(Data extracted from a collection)
==================================================

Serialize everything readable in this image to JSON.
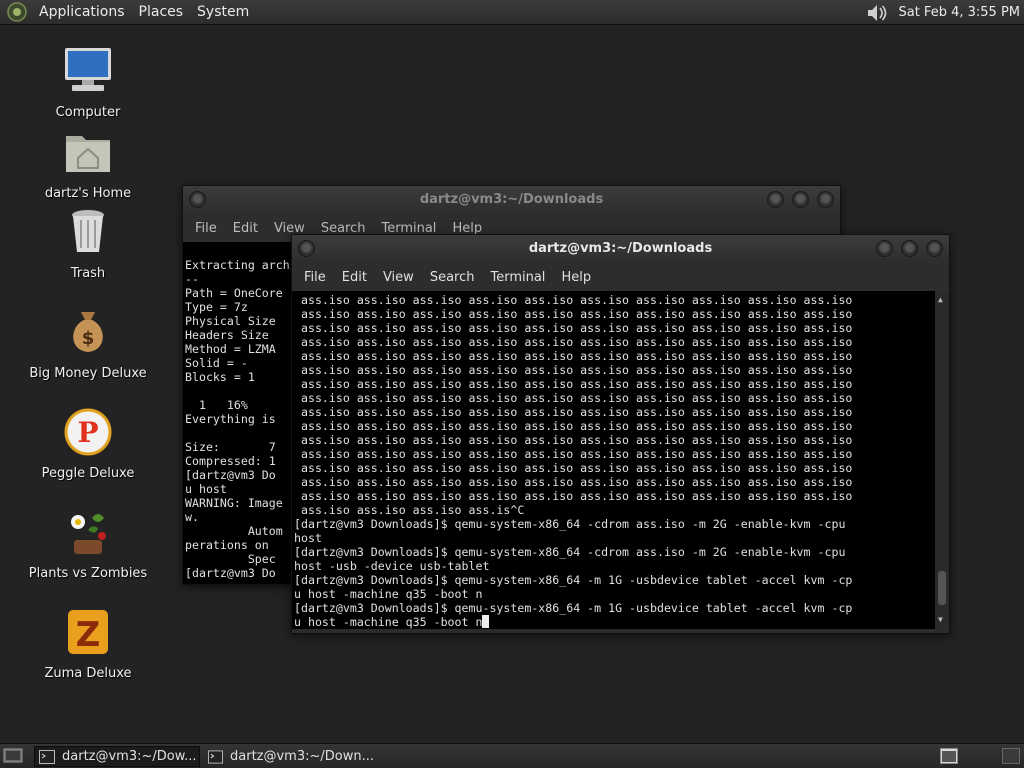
{
  "top_panel": {
    "menus": [
      "Applications",
      "Places",
      "System"
    ],
    "clock": "Sat Feb  4,  3:55 PM",
    "icons": [
      "gnome-foot-icon",
      "volume-icon"
    ]
  },
  "desktop": {
    "icons": [
      {
        "label": "Computer",
        "icon": "computer-icon"
      },
      {
        "label": "dartz's Home",
        "icon": "home-folder-icon"
      },
      {
        "label": "Trash",
        "icon": "trash-icon"
      },
      {
        "label": "Big Money Deluxe",
        "icon": "money-bag-icon"
      },
      {
        "label": "Peggle Deluxe",
        "icon": "peggle-icon"
      },
      {
        "label": "Plants vs Zombies",
        "icon": "flower-icon"
      },
      {
        "label": "Zuma Deluxe",
        "icon": "zuma-icon"
      }
    ]
  },
  "back_window": {
    "title": "dartz@vm3:~/Downloads",
    "menus": [
      "File",
      "Edit",
      "View",
      "Search",
      "Terminal",
      "Help"
    ],
    "lines": [
      "",
      "Extracting archive",
      "--",
      "Path = OneCore",
      "Type = 7z",
      "Physical Size",
      "Headers Size",
      "Method = LZMA",
      "Solid = -",
      "Blocks = 1",
      "",
      "  1   16%",
      "Everything is",
      "",
      "Size:       7",
      "Compressed: 1",
      "[dartz@vm3 Do",
      "u host",
      "WARNING: Image",
      "w.",
      "         Autom",
      "perations on",
      "         Spec",
      "[dartz@vm3 Do"
    ]
  },
  "front_window": {
    "title": "dartz@vm3:~/Downloads",
    "menus": [
      "File",
      "Edit",
      "View",
      "Search",
      "Terminal",
      "Help"
    ],
    "iso_line": " ass.iso ass.iso ass.iso ass.iso ass.iso ass.iso ass.iso ass.iso ass.iso ass.iso",
    "iso_line_count": 15,
    "iso_last": " ass.iso ass.iso ass.iso ass.is^C",
    "commands": [
      "[dartz@vm3 Downloads]$ qemu-system-x86_64 -cdrom ass.iso -m 2G -enable-kvm -cpu",
      "host",
      "[dartz@vm3 Downloads]$ qemu-system-x86_64 -cdrom ass.iso -m 2G -enable-kvm -cpu",
      "host -usb -device usb-tablet",
      "[dartz@vm3 Downloads]$ qemu-system-x86_64 -m 1G -usbdevice tablet -accel kvm -cp",
      "u host -machine q35 -boot n",
      "[dartz@vm3 Downloads]$ qemu-system-x86_64 -m 1G -usbdevice tablet -accel kvm -cp"
    ],
    "prompt_line": "u host -machine q35 -boot n"
  },
  "taskbar": {
    "tasks": [
      "dartz@vm3:~/Dow...",
      "dartz@vm3:~/Down..."
    ]
  },
  "colors": {
    "desktop_bg": "#232323",
    "terminal_bg": "#000000",
    "terminal_fg": "#e0e0e0"
  }
}
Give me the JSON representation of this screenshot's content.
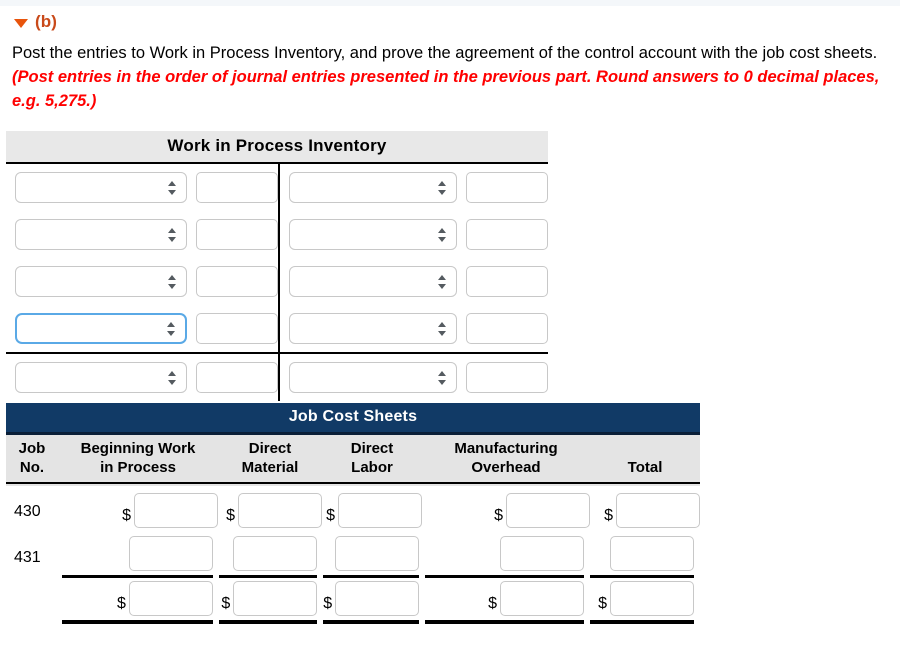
{
  "part": {
    "toggle_icon": "triangle-down-icon",
    "label": "(b)"
  },
  "instructions": {
    "normal_1": "Post the entries to Work in Process Inventory, and prove the agreement of the control account with the job cost sheets.",
    "emphasis": "(Post entries in the order of journal entries presented in the previous part. Round answers to 0 decimal places, e.g. 5,275.)"
  },
  "wip_table": {
    "title": "Work in Process Inventory",
    "select_placeholder": "",
    "amount_placeholder": "",
    "rows": [
      {
        "left_select": "",
        "left_amount": "",
        "right_select": "",
        "right_amount": "",
        "focused": false,
        "ruled_below": false
      },
      {
        "left_select": "",
        "left_amount": "",
        "right_select": "",
        "right_amount": "",
        "focused": false,
        "ruled_below": false
      },
      {
        "left_select": "",
        "left_amount": "",
        "right_select": "",
        "right_amount": "",
        "focused": false,
        "ruled_below": false
      },
      {
        "left_select": "",
        "left_amount": "",
        "right_select": "",
        "right_amount": "",
        "focused": true,
        "ruled_below": true
      },
      {
        "left_select": "",
        "left_amount": "",
        "right_select": "",
        "right_amount": "",
        "focused": false,
        "ruled_below": false
      }
    ]
  },
  "jcs_table": {
    "title": "Job Cost Sheets",
    "columns": [
      {
        "key": "job_no",
        "line1": "Job",
        "line2": "No."
      },
      {
        "key": "bwip",
        "line1": "Beginning Work",
        "line2": "in Process"
      },
      {
        "key": "dm",
        "line1": "Direct",
        "line2": "Material"
      },
      {
        "key": "dl",
        "line1": "Direct",
        "line2": "Labor"
      },
      {
        "key": "moh",
        "line1": "Manufacturing",
        "line2": "Overhead"
      },
      {
        "key": "total",
        "line1": "",
        "line2": "Total"
      }
    ],
    "currency_symbol": "$",
    "input_placeholder": "",
    "rows": [
      {
        "job_no": "430",
        "show_currency": true,
        "rule": "none",
        "values": {
          "bwip": "",
          "dm": "",
          "dl": "",
          "moh": "",
          "total": ""
        }
      },
      {
        "job_no": "431",
        "show_currency": false,
        "rule": "subtotal",
        "values": {
          "bwip": "",
          "dm": "",
          "dl": "",
          "moh": "",
          "total": ""
        }
      },
      {
        "job_no": "",
        "show_currency": true,
        "rule": "total",
        "values": {
          "bwip": "",
          "dm": "",
          "dl": "",
          "moh": "",
          "total": ""
        }
      }
    ]
  },
  "colors": {
    "accent_orange": "#c94a1a",
    "toggle_orange": "#e8540c",
    "emphasis_red": "#ff0000",
    "wip_header_bg": "#e8e8e8",
    "jcs_header_bg": "#113A66",
    "jcs_subhead_bg": "#e4e4e4",
    "focus_blue": "#5aa9e6",
    "field_border": "#c8c8c8"
  }
}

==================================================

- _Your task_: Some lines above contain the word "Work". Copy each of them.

- _Exercise response_:
    "normal_1": "Post the entries to Work in Process Inventory, and prove the agreement of the control account with the job cost sheets.",
    "title": "Work in Process Inventory",
        "line1": "Beginning Work",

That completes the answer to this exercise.